Recent research has suggested that taking Paracetamol (acetaminophen) during pregnancy for long periods of time may lower testosterone production in the male fetus – potentially increasing the risk for undescended testes and adverse reproductive health effects later in life.
The animal study published in the journal Science Translational Medicine (STM) investigated the effects of Paracetamol exposure on fetal testosterone levels. The researchers, from the University of Edinburgh, used host mice grafted with human fetal testicular tissue to study the effects of Paracetamol on testosterone production. The grafted testicular tissue simulated the developing testes during pregnancy.
The researchers found a 45% decline in plasma testosterone levels after 7 days of exposure to a typical dose of acetaminophen. However, after one day of exposure to a typical dose there was no change in testosterone levels.
A 2010 study published in the journal Epidemiology linked protracted use of Paracetamol during pregnancy to undescended testes (cryptorchidism) in males; however, the University of Edinburgh study was the first to demonstrate the effects of the drug on testosterone levels.
“These results are of clinical importance as there is growing evidence that most common male reproductive disorders, which can affect 1 in 6 men, may be attributed to sub-optimal testosterone exposure during fetal life,” the authors wrote.
What is testosterone?
Testosterone, a sex hormone, is produced by the testes in approximately the 7th or 8th week of pregnancy. Testosterone has key effects on sex drive, bone mass, the growth of body hair, fat distribution, muscle strength, brain function, metabolism, the vasculature and the production of sperm.
Testosterone is important to the developing fetus because it determines the sex of the newborn as well as future reproductive health.
Health implications of lowered testosterone in the womb
Researchers have suggested that reduced levels of testosterone in the womb may have implications later in life.
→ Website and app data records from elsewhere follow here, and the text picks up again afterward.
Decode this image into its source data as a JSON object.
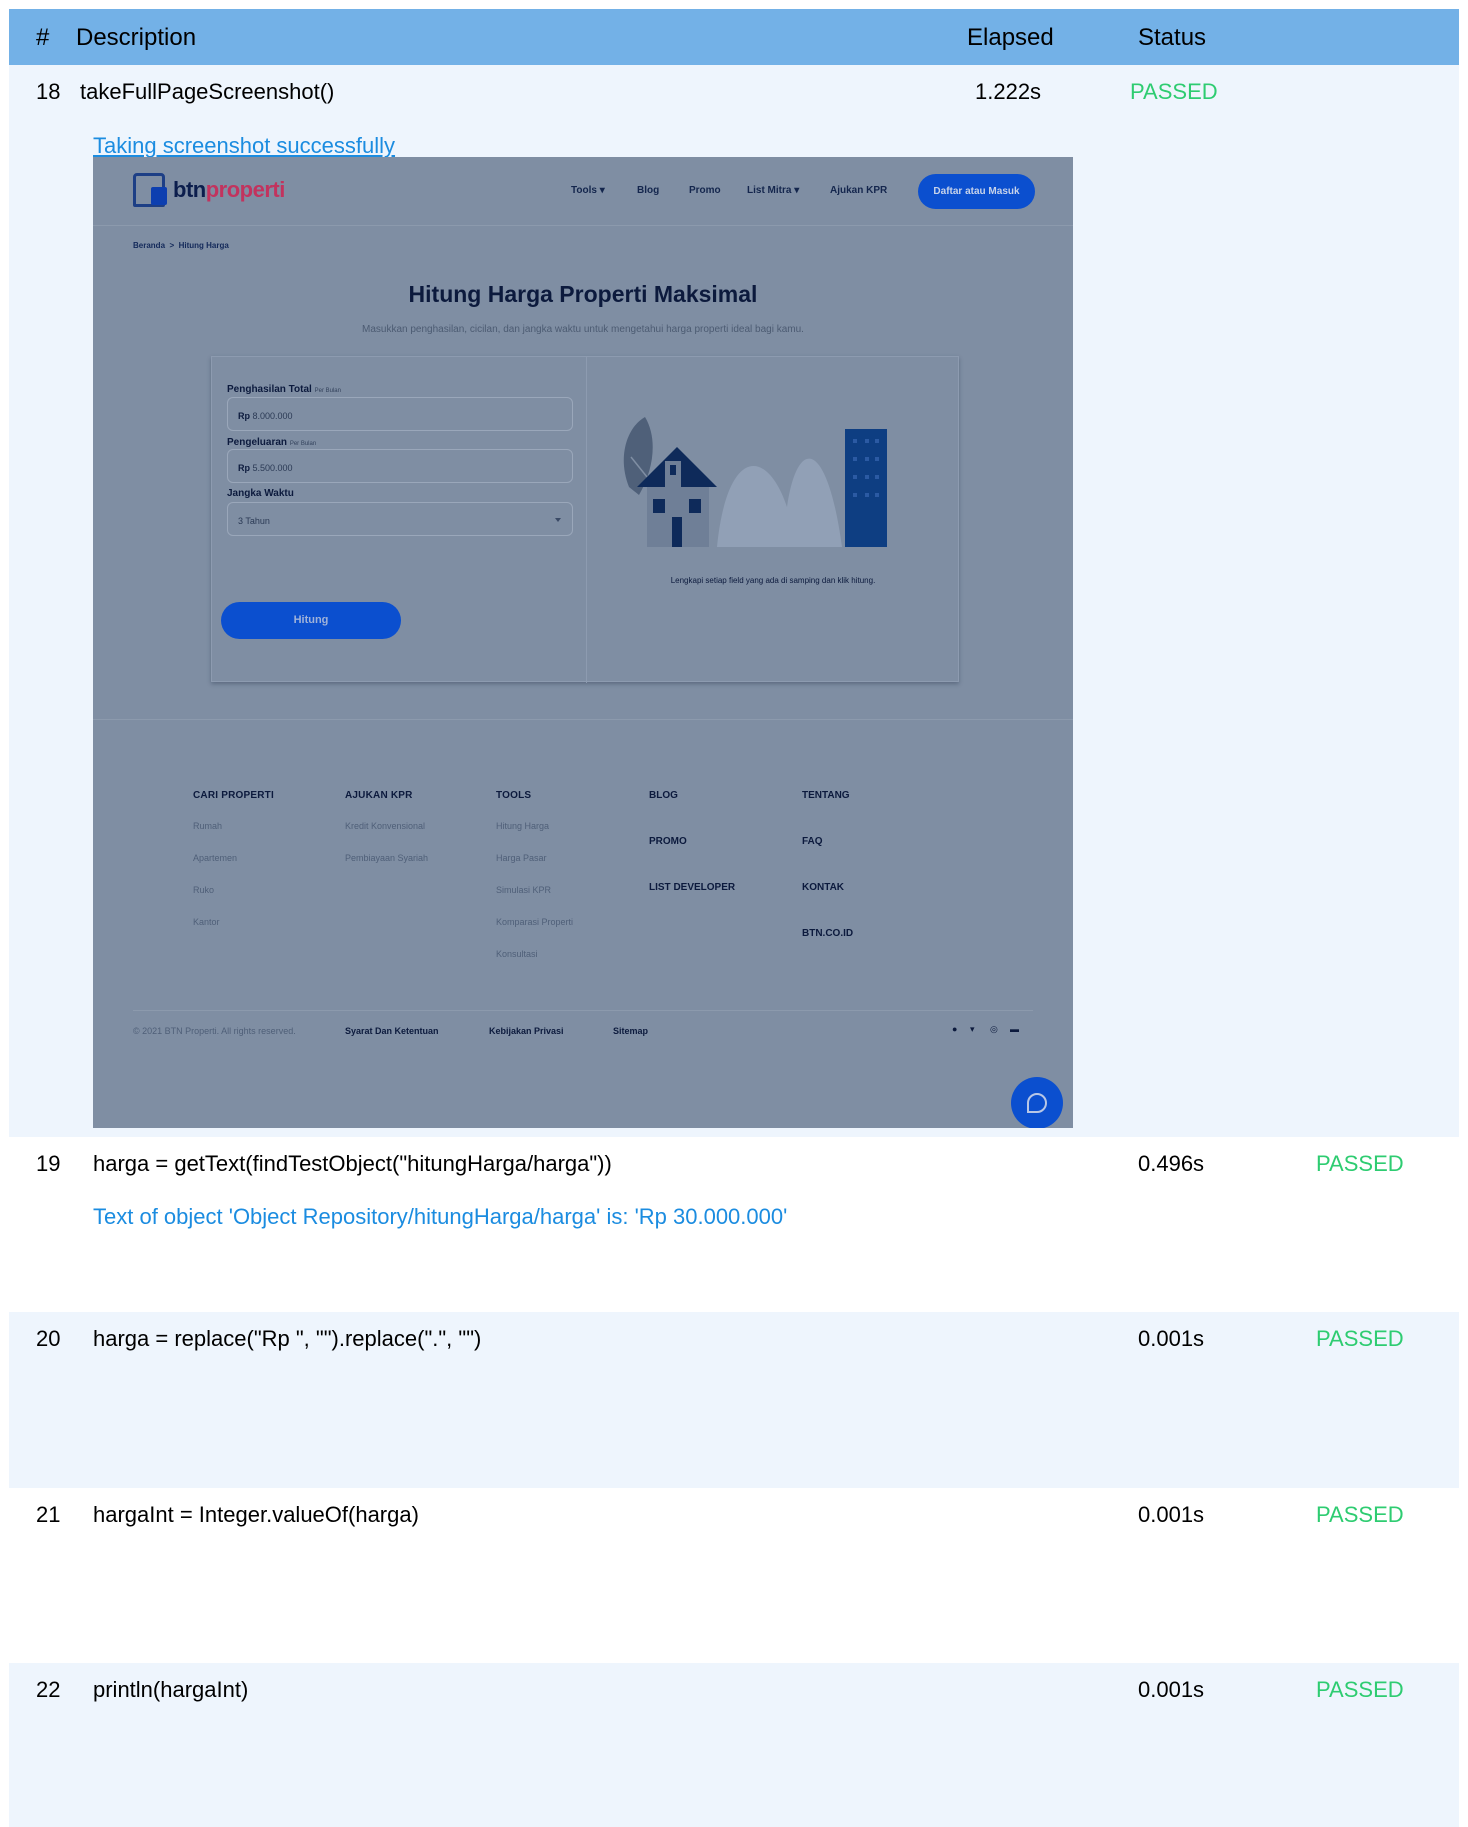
{
  "table": {
    "headers": {
      "num": "#",
      "description": "Description",
      "elapsed": "Elapsed",
      "status": "Status"
    },
    "rows": [
      {
        "num": "18",
        "description": "takeFullPageScreenshot()",
        "elapsed": "1.222s",
        "status": "PASSED",
        "message": "Taking screenshot successfully"
      },
      {
        "num": "19",
        "description": "harga = getText(findTestObject(\"hitungHarga/harga\"))",
        "elapsed": "0.496s",
        "status": "PASSED",
        "message": "Text of object 'Object Repository/hitungHarga/harga' is: 'Rp 30.000.000'"
      },
      {
        "num": "20",
        "description": "harga = replace(\"Rp \", \"\").replace(\".\", \"\")",
        "elapsed": "0.001s",
        "status": "PASSED"
      },
      {
        "num": "21",
        "description": "hargaInt = Integer.valueOf(harga)",
        "elapsed": "0.001s",
        "status": "PASSED"
      },
      {
        "num": "22",
        "description": "println(hargaInt)",
        "elapsed": "0.001s",
        "status": "PASSED"
      }
    ]
  },
  "screenshot": {
    "logo": {
      "prefix": "btn",
      "suffix": "properti"
    },
    "nav": {
      "tools": "Tools ▾",
      "blog": "Blog",
      "promo": "Promo",
      "list_mitra": "List Mitra ▾",
      "ajukan_kpr": "Ajukan KPR",
      "cta": "Daftar atau Masuk"
    },
    "breadcrumb": {
      "home": "Beranda",
      "sep": ">",
      "current": "Hitung Harga"
    },
    "title": "Hitung Harga Properti Maksimal",
    "subtitle": "Masukkan penghasilan, cicilan, dan jangka waktu untuk mengetahui harga properti ideal bagi kamu.",
    "form": {
      "income_label": "Penghasilan Total",
      "income_unit": "Per Bulan",
      "income_currency": "Rp",
      "income_value": "8.000.000",
      "expense_label": "Pengeluaran",
      "expense_unit": "Per Bulan",
      "expense_currency": "Rp",
      "expense_value": "5.500.000",
      "term_label": "Jangka Waktu",
      "term_value": "3 Tahun",
      "submit": "Hitung"
    },
    "illustration_caption": "Lengkapi setiap field yang ada di samping dan klik hitung.",
    "footer": {
      "col1": {
        "head": "CARI PROPERTI",
        "items": [
          "Rumah",
          "Apartemen",
          "Ruko",
          "Kantor"
        ]
      },
      "col2": {
        "head": "AJUKAN KPR",
        "items": [
          "Kredit Konvensional",
          "Pembiayaan Syariah"
        ]
      },
      "col3": {
        "head": "TOOLS",
        "items": [
          "Hitung Harga",
          "Harga Pasar",
          "Simulasi KPR",
          "Komparasi Properti",
          "Konsultasi"
        ]
      },
      "col4": [
        "BLOG",
        "PROMO",
        "LIST DEVELOPER"
      ],
      "col5": [
        "TENTANG",
        "FAQ",
        "KONTAK",
        "BTN.CO.ID"
      ],
      "copyright": "© 2021 BTN Properti. All rights reserved.",
      "links": {
        "terms": "Syarat Dan Ketentuan",
        "privacy": "Kebijakan Privasi",
        "sitemap": "Sitemap"
      }
    },
    "colors": {
      "overlay": "#7f8ea3",
      "primary": "#0b4fcf",
      "dark": "#0c1a3d"
    }
  },
  "colors": {
    "header_bg": "#73b1e7",
    "alt_row": "#eef5fd",
    "passed": "#2ecc71",
    "message": "#1b8ce0"
  }
}
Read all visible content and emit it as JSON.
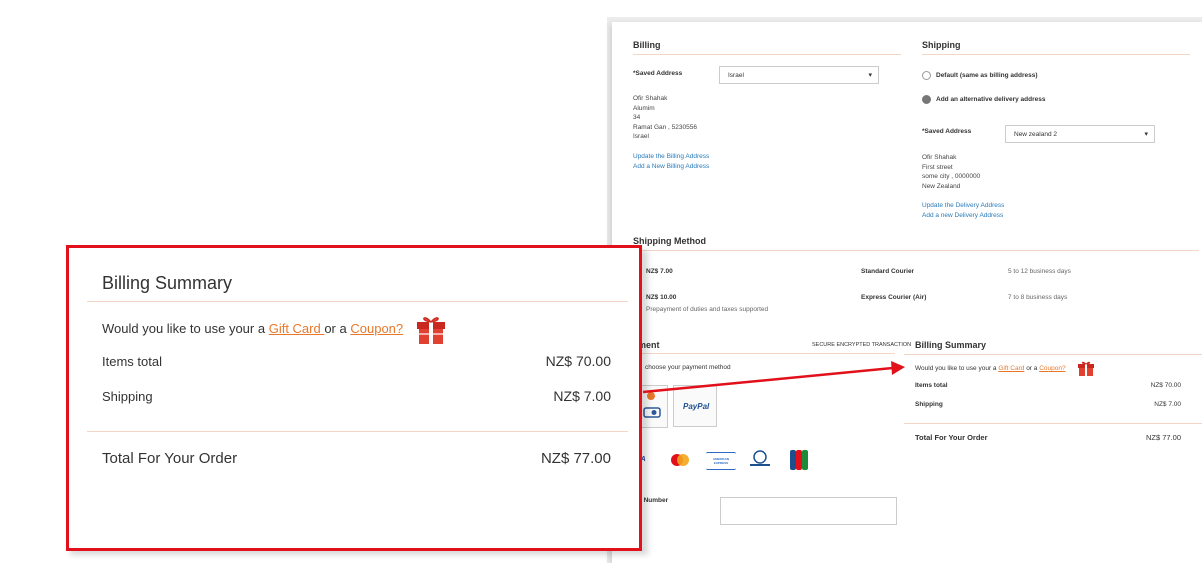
{
  "billing": {
    "title": "Billing",
    "saved_address_label": "Saved Address",
    "saved_address_value": "Israel",
    "address_lines": [
      "Ofir Shahak",
      "Alumim",
      "34",
      "Ramat Gan , 5230556",
      "Israel"
    ],
    "links": [
      "Update the Billing Address",
      "Add a New Billing Address"
    ]
  },
  "shipping": {
    "title": "Shipping",
    "option_default": "Default (same as billing address)",
    "option_alternative": "Add an alternative delivery address",
    "saved_address_label": "Saved Address",
    "saved_address_value": "New zealand 2",
    "address_lines": [
      "Ofir Shahak",
      "First street",
      "some city , 0000000",
      "New Zealand"
    ],
    "links": [
      "Update the Delivery Address",
      "Add a new Delivery Address"
    ]
  },
  "shipping_method": {
    "title": "Shipping Method",
    "methods": [
      {
        "price": "NZ$ 7.00",
        "name": "Standard Courier",
        "time": "5 to 12 business days",
        "note": ""
      },
      {
        "price": "NZ$ 10.00",
        "name": "Express Courier (Air)",
        "time": "7 to 8 business days",
        "note": "Prepayment of duties and taxes supported"
      }
    ]
  },
  "payment": {
    "title": "yment",
    "secure_label": "SECURE ENCRYPTED TRANSACTION",
    "instruction": "choose your payment method",
    "paypal_label": "PayPal",
    "card_number_label": "l Number",
    "cards": [
      "visa",
      "mastercard",
      "american-express",
      "diners-club",
      "jcb"
    ],
    "visa_text": "SA",
    "amex_text": "AMERICAN EXPRESS"
  },
  "summary_small": {
    "title": "Billing Summary",
    "question_prefix": "Would you like to use your a",
    "gift_card": "Gift Card",
    "question_mid": "or a",
    "coupon": "Coupon?",
    "items_label": "Items total",
    "items_value": "NZ$ 70.00",
    "shipping_label": "Shipping",
    "shipping_value": "NZ$ 7.00",
    "total_label": "Total For Your Order",
    "total_value": "NZ$ 77.00"
  },
  "summary_zoom": {
    "title": "Billing Summary",
    "question_prefix": "Would you like to use your a",
    "gift_card": "Gift Card ",
    "question_mid": "or a",
    "coupon": "Coupon?",
    "items_label": "Items total",
    "items_value": "NZ$ 70.00",
    "shipping_label": "Shipping",
    "shipping_value": "NZ$ 7.00",
    "total_label": "Total For Your Order",
    "total_value": "NZ$ 77.00"
  },
  "colors": {
    "highlight_border": "#e2101a",
    "arrow": "#e2101a",
    "link_blue": "#2a7ab8",
    "link_orange": "#e7782b",
    "divider": "#f3d6c5"
  }
}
According to the authors of a reproductive health study published in the journal Proceeding of the National Academy of Science, during the period of fetal masculinization, testosterone exposure can (re) program fetal stem cells which later develop into testosterone producing adult Leydig cells. A lower testosterone exposure in the fetus can lead to lower
testosterone levels in the adult male which can ultimately impact fertility, erectile function, and sex drive.
Past research has previously linked low testosterone in adult males to an increased risk of other health issues such as obesity, depression and type 2 diabetes.
Paracetamol (acetaminophen) safety during pregnancy
According to the authors of an American Family Physician journal article, acetaminophen has a good safety record and is widely used during pregnancy with a paucity of adverse effects documented; hence, why acetaminophen has been validated as the pain reliever of choice during pregnancy.
An article published in the journal JAMA Pediatrics, suggests the safety record is less clear. The authors associated the use of acetaminophen during pregnancy to a higher risk of ADHD and other hyperactivity behavior disorders in children, with the risk stronger for maternal acetaminophen use in more than 1 trimester.
As both an over the counter and prescribed medication, Paracetamol is one of the most commonly used analgesic (pain) and fever medications used during pregnancy
A 2005 study published in the American Journal of Obstetrics and Gynecology reported at least 65% of women had used acetaminophen at one point or another during their pregnancy.
Planning a pregnancy?
This recent study also highlights the public health relevance of medication effects during pregnancy. Women who are planning a pregnancy or have just learned they are pregnant should consult with their physicians prior to taking any prescribed or over-the-counter medications.